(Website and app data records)
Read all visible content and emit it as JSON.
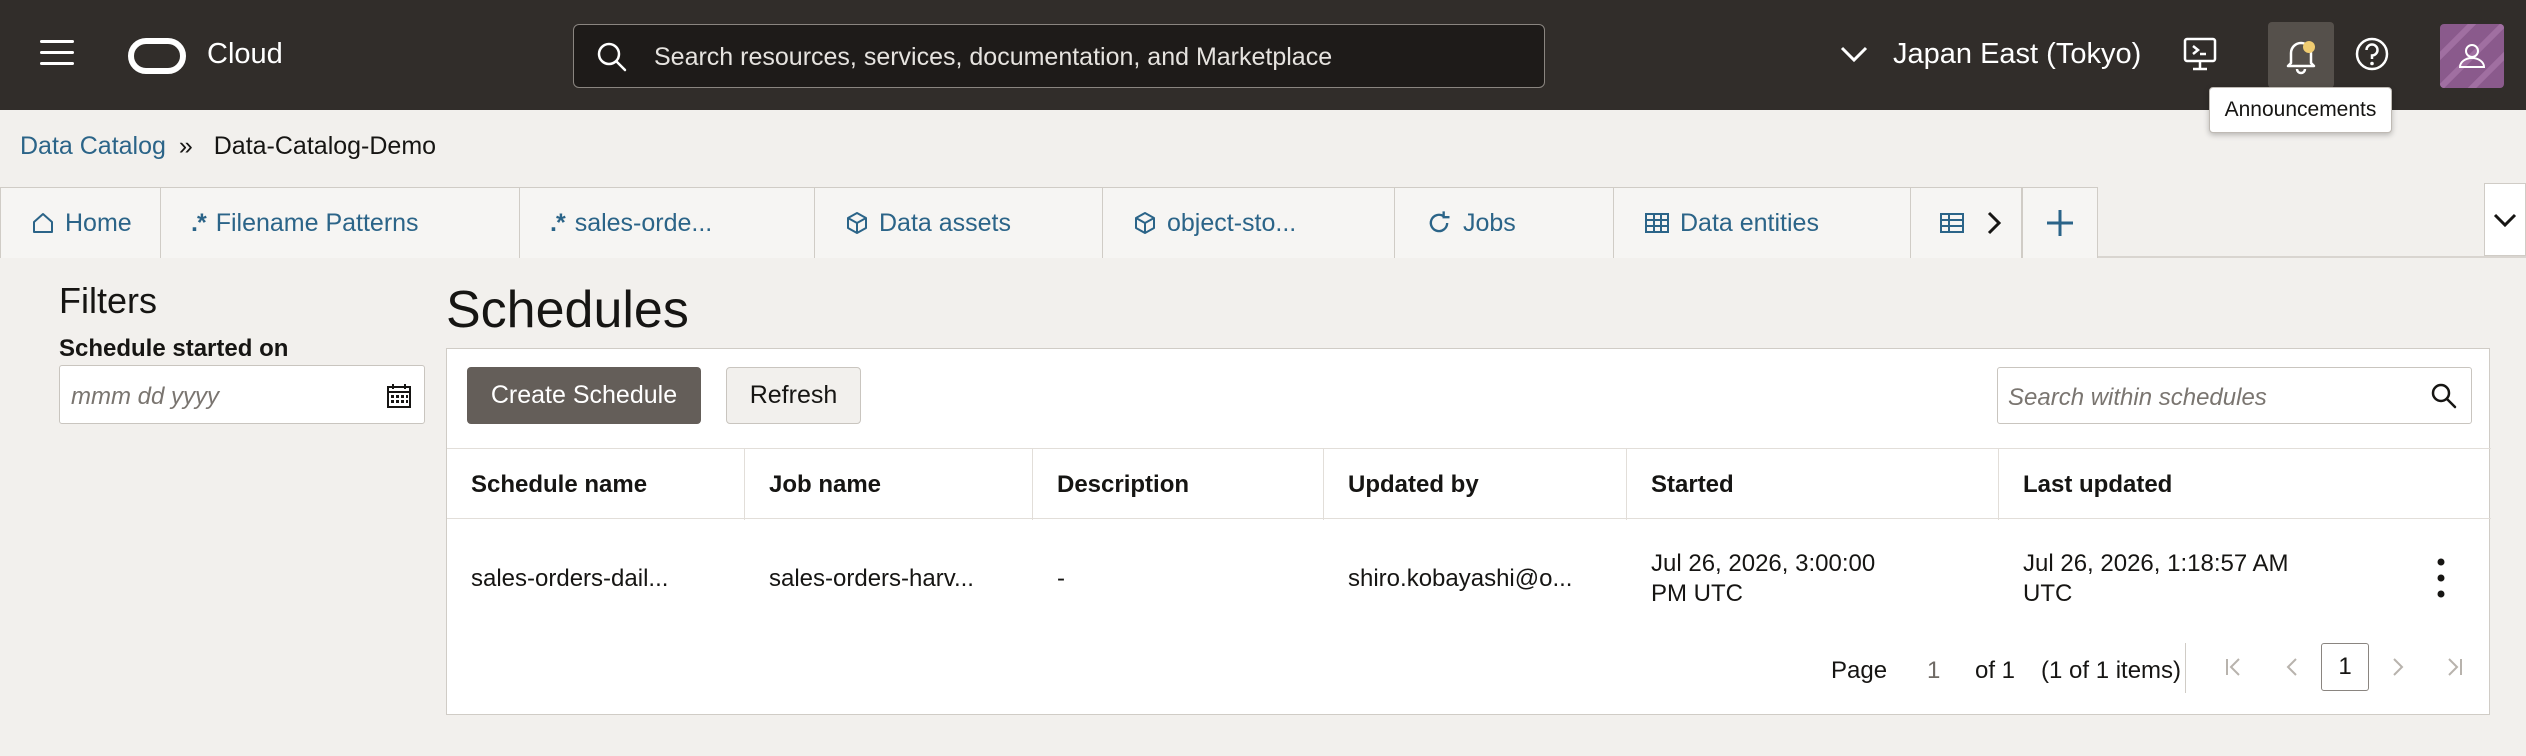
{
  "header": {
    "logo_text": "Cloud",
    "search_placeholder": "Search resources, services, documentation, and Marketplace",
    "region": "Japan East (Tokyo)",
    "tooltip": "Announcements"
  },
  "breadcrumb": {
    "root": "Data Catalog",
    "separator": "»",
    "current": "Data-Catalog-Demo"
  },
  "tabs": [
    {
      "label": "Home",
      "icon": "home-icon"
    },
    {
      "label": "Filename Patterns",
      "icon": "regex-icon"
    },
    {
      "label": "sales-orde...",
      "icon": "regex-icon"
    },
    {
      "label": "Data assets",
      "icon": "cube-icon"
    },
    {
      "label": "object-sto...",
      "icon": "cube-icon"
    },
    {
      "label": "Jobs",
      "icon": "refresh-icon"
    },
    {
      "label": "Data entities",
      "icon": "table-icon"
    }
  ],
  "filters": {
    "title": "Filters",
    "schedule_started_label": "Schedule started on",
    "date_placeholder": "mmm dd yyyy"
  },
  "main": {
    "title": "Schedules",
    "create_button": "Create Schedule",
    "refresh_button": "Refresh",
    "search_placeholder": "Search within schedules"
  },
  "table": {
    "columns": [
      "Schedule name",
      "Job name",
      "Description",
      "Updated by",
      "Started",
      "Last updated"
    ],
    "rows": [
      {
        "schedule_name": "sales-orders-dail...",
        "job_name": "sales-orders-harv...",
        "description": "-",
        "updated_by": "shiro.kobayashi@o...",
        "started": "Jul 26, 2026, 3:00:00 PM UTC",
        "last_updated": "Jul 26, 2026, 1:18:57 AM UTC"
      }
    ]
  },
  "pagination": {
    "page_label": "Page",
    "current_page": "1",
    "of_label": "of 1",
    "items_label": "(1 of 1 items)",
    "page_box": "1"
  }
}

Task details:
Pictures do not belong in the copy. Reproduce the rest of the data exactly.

Written response:
Read all visible content and emit it as JSON.
{
  "header": {
    "logo_text": "Cloud",
    "search_placeholder": "Search resources, services, documentation, and Marketplace",
    "region": "Japan East (Tokyo)",
    "tooltip": "Announcements"
  },
  "breadcrumb": {
    "root": "Data Catalog",
    "separator": "»",
    "current": "Data-Catalog-Demo"
  },
  "tabs": [
    {
      "label": "Home",
      "icon": "home-icon"
    },
    {
      "label": "Filename Patterns",
      "icon": "regex-icon"
    },
    {
      "label": "sales-orde...",
      "icon": "regex-icon"
    },
    {
      "label": "Data assets",
      "icon": "cube-icon"
    },
    {
      "label": "object-sto...",
      "icon": "cube-icon"
    },
    {
      "label": "Jobs",
      "icon": "refresh-icon"
    },
    {
      "label": "Data entities",
      "icon": "table-icon"
    }
  ],
  "filters": {
    "title": "Filters",
    "schedule_started_label": "Schedule started on",
    "date_placeholder": "mmm dd yyyy"
  },
  "main": {
    "title": "Schedules",
    "create_button": "Create Schedule",
    "refresh_button": "Refresh",
    "search_placeholder": "Search within schedules"
  },
  "table": {
    "columns": [
      "Schedule name",
      "Job name",
      "Description",
      "Updated by",
      "Started",
      "Last updated"
    ],
    "rows": [
      {
        "schedule_name": "sales-orders-dail...",
        "job_name": "sales-orders-harv...",
        "description": "-",
        "updated_by": "shiro.kobayashi@o...",
        "started": "Jul 26, 2026, 3:00:00 PM UTC",
        "last_updated": "Jul 26, 2026, 1:18:57 AM UTC"
      }
    ]
  },
  "pagination": {
    "page_label": "Page",
    "current_page": "1",
    "of_label": "of 1",
    "items_label": "(1 of 1 items)",
    "page_box": "1"
  }
}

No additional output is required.